TASK DETAILS. Leave out the images and return all the data word for word.

RECORD EXCERPTS.
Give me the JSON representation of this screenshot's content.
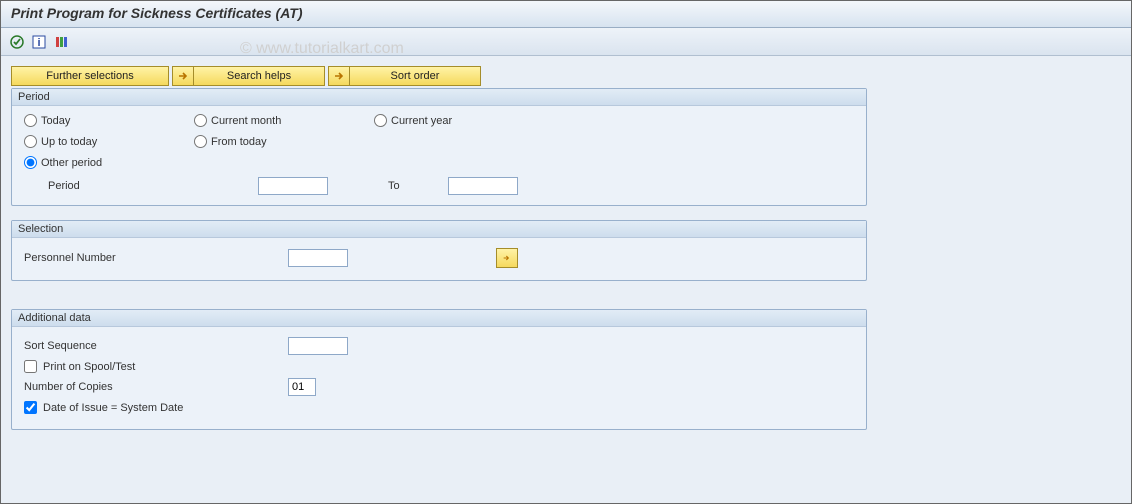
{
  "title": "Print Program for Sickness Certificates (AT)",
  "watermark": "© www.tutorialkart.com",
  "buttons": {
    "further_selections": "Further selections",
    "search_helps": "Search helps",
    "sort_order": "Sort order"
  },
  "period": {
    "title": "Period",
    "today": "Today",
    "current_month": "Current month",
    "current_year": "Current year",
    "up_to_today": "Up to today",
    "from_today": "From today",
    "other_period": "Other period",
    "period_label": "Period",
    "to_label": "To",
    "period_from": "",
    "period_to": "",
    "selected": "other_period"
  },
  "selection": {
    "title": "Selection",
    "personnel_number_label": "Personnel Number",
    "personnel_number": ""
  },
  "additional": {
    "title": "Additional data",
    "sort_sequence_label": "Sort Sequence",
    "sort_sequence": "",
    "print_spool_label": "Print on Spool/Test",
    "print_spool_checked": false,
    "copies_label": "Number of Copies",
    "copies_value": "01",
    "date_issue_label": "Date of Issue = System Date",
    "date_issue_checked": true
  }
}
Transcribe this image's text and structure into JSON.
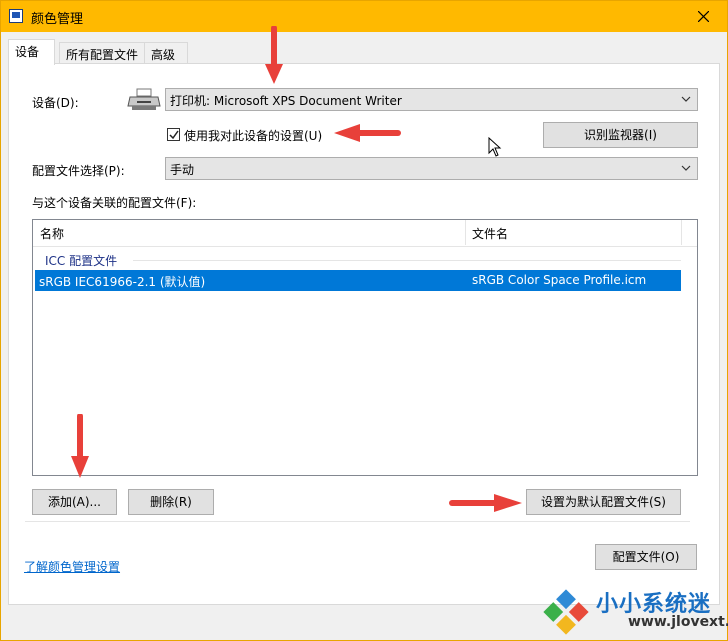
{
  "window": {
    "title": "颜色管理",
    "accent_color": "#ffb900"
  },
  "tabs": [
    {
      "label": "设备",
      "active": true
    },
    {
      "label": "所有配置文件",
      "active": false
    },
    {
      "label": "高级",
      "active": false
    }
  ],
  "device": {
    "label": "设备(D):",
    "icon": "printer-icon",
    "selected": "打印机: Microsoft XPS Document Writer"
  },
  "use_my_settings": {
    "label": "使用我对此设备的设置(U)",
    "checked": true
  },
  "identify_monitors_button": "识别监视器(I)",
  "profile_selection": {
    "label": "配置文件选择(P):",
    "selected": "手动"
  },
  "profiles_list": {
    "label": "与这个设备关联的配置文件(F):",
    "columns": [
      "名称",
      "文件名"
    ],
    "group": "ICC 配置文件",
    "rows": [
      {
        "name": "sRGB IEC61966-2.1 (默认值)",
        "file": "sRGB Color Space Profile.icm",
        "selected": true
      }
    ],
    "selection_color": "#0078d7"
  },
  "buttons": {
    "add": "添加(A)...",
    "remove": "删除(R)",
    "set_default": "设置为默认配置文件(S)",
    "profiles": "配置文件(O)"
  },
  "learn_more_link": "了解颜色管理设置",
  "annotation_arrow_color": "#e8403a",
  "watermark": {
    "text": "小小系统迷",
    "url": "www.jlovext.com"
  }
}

REPLY.
Give me the JSON representation of this screenshot's content.
{
  "title": "Print Program for Sickness Certificates (AT)",
  "watermark": "© www.tutorialkart.com",
  "buttons": {
    "further_selections": "Further selections",
    "search_helps": "Search helps",
    "sort_order": "Sort order"
  },
  "period": {
    "title": "Period",
    "today": "Today",
    "current_month": "Current month",
    "current_year": "Current year",
    "up_to_today": "Up to today",
    "from_today": "From today",
    "other_period": "Other period",
    "period_label": "Period",
    "to_label": "To",
    "period_from": "",
    "period_to": "",
    "selected": "other_period"
  },
  "selection": {
    "title": "Selection",
    "personnel_number_label": "Personnel Number",
    "personnel_number": ""
  },
  "additional": {
    "title": "Additional data",
    "sort_sequence_label": "Sort Sequence",
    "sort_sequence": "",
    "print_spool_label": "Print on Spool/Test",
    "print_spool_checked": false,
    "copies_label": "Number of Copies",
    "copies_value": "01",
    "date_issue_label": "Date of Issue = System Date",
    "date_issue_checked": true
  }
}
Transcribe this image's text and structure into JSON.
{
  "window": {
    "title": "颜色管理",
    "accent_color": "#ffb900"
  },
  "tabs": [
    {
      "label": "设备",
      "active": true
    },
    {
      "label": "所有配置文件",
      "active": false
    },
    {
      "label": "高级",
      "active": false
    }
  ],
  "device": {
    "label": "设备(D):",
    "icon": "printer-icon",
    "selected": "打印机: Microsoft XPS Document Writer"
  },
  "use_my_settings": {
    "label": "使用我对此设备的设置(U)",
    "checked": true
  },
  "identify_monitors_button": "识别监视器(I)",
  "profile_selection": {
    "label": "配置文件选择(P):",
    "selected": "手动"
  },
  "profiles_list": {
    "label": "与这个设备关联的配置文件(F):",
    "columns": [
      "名称",
      "文件名"
    ],
    "group": "ICC 配置文件",
    "rows": [
      {
        "name": "sRGB IEC61966-2.1 (默认值)",
        "file": "sRGB Color Space Profile.icm",
        "selected": true
      }
    ],
    "selection_color": "#0078d7"
  },
  "buttons": {
    "add": "添加(A)...",
    "remove": "删除(R)",
    "set_default": "设置为默认配置文件(S)",
    "profiles": "配置文件(O)"
  },
  "learn_more_link": "了解颜色管理设置",
  "annotation_arrow_color": "#e8403a",
  "watermark": {
    "text": "小小系统迷",
    "url": "www.jlovext.com"
  }
}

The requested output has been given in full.